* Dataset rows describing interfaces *
==============================

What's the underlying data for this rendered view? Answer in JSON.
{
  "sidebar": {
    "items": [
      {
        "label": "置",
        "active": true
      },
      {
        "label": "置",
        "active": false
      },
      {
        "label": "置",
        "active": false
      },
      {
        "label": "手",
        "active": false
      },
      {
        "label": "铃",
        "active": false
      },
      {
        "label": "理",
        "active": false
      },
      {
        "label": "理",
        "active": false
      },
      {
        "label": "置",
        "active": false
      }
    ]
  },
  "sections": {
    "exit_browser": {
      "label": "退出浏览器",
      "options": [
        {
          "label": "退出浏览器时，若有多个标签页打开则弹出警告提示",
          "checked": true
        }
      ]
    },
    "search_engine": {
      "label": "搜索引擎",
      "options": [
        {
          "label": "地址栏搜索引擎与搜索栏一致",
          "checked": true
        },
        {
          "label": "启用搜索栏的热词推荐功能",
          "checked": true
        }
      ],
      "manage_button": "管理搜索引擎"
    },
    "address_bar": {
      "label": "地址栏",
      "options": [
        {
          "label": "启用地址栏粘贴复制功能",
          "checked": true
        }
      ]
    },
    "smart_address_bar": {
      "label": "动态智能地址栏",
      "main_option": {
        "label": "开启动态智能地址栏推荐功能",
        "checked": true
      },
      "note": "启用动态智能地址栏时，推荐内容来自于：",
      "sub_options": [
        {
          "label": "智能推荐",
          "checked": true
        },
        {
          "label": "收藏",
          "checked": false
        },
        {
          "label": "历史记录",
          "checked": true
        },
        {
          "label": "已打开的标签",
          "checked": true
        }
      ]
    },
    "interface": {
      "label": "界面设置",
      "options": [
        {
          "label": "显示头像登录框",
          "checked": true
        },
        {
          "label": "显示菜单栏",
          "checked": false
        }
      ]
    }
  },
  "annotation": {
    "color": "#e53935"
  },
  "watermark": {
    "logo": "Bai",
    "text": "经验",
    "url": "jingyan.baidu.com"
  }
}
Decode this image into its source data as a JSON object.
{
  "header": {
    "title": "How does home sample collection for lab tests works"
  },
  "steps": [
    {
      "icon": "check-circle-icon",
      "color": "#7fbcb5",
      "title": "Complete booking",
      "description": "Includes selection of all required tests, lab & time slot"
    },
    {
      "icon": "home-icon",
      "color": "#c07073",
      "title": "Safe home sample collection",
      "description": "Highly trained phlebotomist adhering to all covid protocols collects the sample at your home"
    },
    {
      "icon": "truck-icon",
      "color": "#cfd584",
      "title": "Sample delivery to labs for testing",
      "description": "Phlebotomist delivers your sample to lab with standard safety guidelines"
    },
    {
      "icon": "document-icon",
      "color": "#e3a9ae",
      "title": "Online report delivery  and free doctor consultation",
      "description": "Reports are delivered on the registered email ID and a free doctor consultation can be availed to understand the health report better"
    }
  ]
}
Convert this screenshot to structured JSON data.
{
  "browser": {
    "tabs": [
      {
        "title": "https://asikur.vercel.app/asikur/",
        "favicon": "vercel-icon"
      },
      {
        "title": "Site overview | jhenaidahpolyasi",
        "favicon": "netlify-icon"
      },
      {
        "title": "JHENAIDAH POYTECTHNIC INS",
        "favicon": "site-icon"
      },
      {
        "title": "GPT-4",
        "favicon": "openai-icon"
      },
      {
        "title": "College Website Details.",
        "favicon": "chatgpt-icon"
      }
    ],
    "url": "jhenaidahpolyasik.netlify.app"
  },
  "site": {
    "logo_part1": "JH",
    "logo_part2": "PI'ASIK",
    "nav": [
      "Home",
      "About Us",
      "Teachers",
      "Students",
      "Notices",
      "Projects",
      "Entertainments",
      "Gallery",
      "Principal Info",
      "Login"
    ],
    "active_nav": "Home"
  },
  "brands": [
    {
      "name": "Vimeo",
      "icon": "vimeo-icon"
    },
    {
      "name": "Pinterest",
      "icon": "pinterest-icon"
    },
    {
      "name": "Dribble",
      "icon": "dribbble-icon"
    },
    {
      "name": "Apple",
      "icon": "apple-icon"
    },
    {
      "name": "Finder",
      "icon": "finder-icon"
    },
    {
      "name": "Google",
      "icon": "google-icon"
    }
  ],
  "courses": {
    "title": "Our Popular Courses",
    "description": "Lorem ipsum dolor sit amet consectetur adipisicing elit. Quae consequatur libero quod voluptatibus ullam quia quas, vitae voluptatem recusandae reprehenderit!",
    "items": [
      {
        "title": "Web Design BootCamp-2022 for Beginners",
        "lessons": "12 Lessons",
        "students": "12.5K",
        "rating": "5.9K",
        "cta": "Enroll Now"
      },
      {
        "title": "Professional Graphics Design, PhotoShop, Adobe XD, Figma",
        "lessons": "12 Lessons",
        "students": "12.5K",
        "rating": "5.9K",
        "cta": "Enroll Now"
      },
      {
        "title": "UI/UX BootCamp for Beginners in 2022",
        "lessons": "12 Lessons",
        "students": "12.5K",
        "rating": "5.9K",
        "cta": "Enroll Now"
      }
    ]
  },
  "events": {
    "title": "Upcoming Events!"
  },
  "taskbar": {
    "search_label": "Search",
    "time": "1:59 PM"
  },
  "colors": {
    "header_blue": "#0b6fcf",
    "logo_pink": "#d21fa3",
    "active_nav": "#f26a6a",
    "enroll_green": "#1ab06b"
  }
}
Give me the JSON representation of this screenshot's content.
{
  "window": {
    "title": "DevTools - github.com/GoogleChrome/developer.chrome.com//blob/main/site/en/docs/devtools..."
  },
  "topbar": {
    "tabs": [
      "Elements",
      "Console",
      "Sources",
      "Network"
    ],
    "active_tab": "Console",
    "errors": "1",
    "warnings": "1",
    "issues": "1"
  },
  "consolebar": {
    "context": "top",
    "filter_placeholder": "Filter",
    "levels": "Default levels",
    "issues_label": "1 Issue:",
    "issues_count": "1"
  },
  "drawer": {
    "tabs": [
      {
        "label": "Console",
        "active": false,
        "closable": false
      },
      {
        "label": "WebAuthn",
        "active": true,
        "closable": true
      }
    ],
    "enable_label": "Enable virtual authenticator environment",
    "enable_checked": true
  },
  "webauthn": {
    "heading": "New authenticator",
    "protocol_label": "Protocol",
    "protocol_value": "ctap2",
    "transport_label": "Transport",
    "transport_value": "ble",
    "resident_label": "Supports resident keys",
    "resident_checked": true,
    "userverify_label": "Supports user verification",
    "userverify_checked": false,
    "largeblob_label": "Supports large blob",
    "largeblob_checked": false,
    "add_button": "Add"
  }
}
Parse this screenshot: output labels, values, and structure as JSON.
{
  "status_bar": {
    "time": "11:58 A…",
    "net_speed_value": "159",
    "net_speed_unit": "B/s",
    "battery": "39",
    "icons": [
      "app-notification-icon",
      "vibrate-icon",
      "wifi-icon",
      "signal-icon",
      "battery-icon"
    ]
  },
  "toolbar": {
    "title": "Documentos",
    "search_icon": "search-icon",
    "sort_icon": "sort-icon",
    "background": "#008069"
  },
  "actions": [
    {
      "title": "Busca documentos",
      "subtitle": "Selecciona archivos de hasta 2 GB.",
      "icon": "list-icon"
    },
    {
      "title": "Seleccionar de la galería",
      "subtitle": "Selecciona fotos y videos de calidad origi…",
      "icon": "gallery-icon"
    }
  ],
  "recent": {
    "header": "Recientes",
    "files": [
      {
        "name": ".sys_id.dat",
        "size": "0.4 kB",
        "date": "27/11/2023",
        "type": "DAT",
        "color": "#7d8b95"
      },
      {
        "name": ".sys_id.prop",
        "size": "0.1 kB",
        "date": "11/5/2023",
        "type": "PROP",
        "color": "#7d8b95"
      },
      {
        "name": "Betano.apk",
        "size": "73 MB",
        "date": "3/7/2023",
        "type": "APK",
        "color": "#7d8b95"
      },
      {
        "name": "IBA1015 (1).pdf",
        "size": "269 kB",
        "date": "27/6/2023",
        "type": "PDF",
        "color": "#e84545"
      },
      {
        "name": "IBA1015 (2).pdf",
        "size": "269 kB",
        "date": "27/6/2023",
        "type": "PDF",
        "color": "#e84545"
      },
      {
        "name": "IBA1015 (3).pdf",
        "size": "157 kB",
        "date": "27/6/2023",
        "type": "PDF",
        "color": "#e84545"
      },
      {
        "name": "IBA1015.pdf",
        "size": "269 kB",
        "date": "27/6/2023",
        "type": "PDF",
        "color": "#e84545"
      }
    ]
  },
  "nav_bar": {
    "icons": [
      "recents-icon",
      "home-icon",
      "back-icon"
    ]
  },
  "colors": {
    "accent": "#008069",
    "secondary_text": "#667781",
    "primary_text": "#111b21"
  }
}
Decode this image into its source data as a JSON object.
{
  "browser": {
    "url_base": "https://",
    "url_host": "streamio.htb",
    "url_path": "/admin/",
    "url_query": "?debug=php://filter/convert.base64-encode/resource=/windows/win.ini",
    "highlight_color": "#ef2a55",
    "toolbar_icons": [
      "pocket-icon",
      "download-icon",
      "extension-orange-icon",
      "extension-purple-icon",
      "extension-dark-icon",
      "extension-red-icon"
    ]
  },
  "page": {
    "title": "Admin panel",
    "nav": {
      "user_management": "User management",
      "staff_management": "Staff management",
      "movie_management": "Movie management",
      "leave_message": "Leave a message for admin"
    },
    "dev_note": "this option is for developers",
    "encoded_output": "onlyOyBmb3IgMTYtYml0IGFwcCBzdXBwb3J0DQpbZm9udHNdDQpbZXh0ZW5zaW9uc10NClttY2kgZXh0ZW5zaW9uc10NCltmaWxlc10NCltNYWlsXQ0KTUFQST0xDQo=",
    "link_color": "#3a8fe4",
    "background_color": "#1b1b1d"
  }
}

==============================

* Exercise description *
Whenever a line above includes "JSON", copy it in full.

* Worked solution *
What's the underlying data for this rendered view? Answer in JSON.
Decode this image into its source data as a JSON object.
Convert this screenshot to structured JSON data.
Give me the JSON representation of this screenshot's content.
Parse this screenshot: output labels, values, and structure as JSON.
Decode this image into its source data as a JSON object.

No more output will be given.